Look for the word "left" in the data below, and copy every line that holds it.
· · · · · · ·
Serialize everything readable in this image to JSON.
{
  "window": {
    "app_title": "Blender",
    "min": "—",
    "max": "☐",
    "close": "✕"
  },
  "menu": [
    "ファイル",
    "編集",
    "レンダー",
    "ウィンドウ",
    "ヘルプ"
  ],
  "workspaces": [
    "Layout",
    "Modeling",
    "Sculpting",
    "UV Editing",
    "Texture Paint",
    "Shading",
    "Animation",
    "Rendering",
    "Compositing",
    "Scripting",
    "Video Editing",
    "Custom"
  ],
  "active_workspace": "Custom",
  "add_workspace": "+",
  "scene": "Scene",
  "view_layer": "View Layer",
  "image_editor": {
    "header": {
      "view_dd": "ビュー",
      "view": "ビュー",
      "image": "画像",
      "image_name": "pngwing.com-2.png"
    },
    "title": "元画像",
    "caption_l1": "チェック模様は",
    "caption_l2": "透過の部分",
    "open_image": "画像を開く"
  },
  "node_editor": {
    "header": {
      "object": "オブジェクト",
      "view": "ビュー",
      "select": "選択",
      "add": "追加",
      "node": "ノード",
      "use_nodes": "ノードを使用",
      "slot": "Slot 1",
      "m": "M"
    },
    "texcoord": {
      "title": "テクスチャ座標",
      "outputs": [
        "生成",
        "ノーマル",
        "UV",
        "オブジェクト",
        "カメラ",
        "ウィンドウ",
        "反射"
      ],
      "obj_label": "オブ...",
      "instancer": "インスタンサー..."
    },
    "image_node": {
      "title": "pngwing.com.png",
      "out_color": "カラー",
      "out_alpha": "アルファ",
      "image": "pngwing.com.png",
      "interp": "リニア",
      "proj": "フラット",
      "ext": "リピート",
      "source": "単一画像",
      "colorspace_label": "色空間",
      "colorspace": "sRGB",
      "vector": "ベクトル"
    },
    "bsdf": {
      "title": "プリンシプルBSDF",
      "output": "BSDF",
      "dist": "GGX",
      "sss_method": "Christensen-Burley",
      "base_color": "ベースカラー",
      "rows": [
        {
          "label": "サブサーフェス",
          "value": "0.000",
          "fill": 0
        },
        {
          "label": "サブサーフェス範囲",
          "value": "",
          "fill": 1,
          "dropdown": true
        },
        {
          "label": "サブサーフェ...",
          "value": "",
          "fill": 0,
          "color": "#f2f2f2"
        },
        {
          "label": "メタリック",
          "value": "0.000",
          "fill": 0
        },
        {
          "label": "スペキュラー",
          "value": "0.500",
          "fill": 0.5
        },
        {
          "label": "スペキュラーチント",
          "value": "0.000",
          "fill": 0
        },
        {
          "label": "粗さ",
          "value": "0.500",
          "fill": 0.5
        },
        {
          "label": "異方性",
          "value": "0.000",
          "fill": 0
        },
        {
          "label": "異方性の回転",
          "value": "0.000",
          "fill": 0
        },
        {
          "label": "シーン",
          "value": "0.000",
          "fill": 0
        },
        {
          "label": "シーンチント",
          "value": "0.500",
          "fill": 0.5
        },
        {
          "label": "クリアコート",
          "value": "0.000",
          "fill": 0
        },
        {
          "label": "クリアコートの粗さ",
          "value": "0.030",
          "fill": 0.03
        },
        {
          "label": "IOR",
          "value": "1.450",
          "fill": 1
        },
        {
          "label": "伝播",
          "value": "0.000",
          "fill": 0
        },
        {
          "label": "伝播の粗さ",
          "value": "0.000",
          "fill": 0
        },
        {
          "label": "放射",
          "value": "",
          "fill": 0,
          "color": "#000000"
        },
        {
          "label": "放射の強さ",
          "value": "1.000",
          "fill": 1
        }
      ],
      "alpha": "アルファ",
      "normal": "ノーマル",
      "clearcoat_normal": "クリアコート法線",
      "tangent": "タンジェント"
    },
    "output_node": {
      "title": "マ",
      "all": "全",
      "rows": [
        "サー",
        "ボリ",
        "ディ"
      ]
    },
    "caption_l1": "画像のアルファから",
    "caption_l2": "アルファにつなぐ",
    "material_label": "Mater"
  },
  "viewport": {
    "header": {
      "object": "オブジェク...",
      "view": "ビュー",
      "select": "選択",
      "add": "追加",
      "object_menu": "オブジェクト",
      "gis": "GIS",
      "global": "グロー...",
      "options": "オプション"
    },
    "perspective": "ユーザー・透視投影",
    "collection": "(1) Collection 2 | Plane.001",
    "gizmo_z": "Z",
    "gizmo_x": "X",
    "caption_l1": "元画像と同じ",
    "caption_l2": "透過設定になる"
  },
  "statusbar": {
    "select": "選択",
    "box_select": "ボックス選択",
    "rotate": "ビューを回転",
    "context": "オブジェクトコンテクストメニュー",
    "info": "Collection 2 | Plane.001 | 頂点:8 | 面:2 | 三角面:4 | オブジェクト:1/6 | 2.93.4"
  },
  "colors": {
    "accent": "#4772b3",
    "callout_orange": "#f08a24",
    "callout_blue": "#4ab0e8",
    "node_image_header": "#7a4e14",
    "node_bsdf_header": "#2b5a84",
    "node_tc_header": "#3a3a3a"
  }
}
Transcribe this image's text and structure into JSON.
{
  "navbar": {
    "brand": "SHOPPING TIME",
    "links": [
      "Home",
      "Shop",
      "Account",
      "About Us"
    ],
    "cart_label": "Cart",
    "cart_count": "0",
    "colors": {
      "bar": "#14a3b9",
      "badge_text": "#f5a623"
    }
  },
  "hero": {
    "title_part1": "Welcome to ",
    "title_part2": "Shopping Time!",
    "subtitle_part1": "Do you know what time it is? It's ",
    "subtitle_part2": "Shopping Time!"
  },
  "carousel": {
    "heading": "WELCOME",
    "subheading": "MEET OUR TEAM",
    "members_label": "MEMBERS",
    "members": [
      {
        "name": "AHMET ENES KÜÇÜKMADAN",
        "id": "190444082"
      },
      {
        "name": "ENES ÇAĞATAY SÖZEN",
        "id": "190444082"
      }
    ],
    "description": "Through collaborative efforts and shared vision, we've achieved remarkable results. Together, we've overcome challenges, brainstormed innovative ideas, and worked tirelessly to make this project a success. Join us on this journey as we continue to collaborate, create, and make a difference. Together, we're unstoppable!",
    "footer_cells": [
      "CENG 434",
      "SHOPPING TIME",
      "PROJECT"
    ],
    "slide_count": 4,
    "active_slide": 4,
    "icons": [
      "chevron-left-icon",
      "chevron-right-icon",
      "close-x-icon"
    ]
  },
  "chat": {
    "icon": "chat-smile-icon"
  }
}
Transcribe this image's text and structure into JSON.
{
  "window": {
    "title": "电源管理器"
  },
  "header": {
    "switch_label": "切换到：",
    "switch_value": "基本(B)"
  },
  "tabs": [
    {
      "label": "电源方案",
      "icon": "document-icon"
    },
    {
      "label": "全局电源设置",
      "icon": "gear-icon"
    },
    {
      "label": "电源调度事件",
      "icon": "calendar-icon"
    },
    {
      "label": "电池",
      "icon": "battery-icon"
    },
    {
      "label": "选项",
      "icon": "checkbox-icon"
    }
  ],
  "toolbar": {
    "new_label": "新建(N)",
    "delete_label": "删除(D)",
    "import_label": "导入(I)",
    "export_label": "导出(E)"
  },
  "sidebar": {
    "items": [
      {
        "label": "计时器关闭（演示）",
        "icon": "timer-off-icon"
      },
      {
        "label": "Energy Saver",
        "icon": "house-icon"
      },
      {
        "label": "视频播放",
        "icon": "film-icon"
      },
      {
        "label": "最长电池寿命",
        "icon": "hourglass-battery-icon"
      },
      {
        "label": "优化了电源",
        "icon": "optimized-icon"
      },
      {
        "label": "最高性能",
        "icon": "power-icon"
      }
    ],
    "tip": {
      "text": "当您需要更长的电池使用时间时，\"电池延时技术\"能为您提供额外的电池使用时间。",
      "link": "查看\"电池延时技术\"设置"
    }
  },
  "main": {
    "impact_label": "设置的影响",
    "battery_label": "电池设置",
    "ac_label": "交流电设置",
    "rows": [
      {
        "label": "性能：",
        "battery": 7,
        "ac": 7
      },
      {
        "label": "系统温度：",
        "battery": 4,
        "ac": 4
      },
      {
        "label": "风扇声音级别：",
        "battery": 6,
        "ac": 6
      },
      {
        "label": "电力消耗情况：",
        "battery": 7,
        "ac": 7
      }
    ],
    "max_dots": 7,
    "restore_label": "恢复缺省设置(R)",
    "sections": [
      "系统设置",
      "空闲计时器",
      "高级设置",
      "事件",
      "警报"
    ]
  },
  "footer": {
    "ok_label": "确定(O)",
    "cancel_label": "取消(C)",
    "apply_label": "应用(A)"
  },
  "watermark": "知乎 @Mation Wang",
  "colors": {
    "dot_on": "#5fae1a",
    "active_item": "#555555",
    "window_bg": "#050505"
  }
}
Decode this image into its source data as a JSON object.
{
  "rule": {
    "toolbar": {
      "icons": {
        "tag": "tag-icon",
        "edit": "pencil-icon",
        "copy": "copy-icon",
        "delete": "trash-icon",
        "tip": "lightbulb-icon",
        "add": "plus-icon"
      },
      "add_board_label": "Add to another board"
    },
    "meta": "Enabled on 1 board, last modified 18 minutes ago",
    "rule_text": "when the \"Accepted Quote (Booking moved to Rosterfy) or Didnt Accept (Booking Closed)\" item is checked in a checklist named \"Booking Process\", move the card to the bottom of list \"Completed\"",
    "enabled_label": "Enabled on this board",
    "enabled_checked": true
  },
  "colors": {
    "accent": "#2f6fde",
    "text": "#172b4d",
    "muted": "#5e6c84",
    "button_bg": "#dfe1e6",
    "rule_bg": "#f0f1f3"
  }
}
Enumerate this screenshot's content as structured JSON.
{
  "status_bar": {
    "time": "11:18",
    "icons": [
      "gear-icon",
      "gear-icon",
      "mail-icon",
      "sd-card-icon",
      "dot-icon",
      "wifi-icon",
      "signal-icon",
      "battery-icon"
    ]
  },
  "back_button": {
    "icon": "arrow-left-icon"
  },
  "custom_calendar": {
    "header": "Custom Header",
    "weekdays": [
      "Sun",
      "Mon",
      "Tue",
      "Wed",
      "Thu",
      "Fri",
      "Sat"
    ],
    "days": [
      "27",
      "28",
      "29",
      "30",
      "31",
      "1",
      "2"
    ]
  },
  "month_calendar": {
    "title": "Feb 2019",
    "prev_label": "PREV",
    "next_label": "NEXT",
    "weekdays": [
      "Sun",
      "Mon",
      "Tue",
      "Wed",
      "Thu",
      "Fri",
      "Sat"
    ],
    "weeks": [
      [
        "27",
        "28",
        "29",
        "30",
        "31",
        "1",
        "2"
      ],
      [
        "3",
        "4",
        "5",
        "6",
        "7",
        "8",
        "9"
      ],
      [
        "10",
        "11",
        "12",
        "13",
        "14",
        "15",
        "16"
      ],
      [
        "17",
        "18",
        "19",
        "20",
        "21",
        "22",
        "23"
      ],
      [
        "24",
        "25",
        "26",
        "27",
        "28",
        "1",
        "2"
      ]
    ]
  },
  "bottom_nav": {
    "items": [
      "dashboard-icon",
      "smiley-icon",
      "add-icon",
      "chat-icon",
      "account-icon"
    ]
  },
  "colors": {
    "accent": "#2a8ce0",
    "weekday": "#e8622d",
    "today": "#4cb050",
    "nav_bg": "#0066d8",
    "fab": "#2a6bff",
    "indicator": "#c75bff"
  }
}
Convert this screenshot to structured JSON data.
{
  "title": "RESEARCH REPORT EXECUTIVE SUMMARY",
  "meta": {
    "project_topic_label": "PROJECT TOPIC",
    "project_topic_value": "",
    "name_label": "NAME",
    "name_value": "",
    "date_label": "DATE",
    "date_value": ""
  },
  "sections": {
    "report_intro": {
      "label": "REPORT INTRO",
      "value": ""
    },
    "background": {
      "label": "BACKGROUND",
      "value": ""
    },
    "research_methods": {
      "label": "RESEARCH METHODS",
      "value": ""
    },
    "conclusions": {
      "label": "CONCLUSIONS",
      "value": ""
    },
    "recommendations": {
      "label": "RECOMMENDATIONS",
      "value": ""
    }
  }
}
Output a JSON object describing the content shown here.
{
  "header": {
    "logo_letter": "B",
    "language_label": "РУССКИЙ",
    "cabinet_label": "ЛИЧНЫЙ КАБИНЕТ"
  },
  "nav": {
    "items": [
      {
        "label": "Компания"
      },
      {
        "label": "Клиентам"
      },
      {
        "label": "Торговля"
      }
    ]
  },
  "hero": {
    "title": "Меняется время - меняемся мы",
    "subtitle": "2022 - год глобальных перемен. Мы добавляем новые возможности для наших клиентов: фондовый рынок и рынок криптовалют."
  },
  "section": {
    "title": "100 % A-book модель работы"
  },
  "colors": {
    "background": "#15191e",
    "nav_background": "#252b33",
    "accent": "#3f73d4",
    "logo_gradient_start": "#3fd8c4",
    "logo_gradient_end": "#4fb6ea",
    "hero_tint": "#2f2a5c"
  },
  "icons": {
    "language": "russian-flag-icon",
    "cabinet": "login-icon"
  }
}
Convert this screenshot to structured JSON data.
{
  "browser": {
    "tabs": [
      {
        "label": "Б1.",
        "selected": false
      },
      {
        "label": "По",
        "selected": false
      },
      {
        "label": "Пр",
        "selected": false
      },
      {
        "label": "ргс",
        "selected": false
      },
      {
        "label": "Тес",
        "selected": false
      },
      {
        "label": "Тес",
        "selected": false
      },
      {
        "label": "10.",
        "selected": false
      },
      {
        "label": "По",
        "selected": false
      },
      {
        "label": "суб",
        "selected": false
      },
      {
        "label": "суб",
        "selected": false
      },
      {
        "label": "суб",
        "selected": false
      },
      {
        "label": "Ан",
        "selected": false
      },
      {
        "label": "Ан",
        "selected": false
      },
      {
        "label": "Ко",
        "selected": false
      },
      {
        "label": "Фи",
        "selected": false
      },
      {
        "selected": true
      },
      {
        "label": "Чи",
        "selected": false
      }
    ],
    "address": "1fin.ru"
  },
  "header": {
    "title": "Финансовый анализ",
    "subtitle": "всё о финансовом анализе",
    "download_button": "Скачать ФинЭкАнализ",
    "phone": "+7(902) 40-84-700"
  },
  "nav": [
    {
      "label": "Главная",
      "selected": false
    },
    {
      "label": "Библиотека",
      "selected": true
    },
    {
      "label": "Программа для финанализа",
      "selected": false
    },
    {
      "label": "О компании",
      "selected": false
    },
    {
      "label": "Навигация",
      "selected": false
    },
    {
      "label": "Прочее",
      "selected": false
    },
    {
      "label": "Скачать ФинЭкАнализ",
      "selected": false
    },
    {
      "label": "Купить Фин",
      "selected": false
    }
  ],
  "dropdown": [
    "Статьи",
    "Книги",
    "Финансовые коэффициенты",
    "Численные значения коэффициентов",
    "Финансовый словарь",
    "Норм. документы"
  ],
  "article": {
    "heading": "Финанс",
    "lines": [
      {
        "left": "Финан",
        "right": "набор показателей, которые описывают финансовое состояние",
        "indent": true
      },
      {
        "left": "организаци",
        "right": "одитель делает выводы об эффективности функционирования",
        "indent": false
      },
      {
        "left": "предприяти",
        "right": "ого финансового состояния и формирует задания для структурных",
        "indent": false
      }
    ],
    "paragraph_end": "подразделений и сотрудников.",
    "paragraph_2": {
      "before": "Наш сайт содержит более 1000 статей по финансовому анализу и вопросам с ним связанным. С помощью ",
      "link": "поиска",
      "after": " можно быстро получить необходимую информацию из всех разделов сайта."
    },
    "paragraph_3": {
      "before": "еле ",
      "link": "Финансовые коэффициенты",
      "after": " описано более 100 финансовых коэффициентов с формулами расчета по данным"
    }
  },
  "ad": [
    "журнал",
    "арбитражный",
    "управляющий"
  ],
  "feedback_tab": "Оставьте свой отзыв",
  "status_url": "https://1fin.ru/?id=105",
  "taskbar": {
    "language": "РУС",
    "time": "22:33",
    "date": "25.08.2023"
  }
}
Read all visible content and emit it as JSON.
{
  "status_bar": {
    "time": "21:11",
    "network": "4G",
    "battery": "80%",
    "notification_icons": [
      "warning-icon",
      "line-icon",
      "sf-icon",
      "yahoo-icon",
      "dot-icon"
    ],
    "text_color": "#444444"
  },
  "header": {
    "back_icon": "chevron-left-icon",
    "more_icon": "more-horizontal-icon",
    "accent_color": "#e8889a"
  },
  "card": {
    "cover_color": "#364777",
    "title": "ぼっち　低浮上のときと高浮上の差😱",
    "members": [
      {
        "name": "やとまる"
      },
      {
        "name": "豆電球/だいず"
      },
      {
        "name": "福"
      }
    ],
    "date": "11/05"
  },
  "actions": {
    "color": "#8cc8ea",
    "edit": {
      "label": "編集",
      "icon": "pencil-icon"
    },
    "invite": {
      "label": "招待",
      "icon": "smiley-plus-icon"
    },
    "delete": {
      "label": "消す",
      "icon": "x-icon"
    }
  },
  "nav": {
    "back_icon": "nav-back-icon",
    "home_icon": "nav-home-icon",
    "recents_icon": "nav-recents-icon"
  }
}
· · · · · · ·
# COMPLETED TASK
      "chevron-left-icon",
    "icon": "arrow-left-icon"
        "left": "Финан",
        "left": "организаци",
        "left": "предприяти",
    "back_icon": "chevron-left-icon",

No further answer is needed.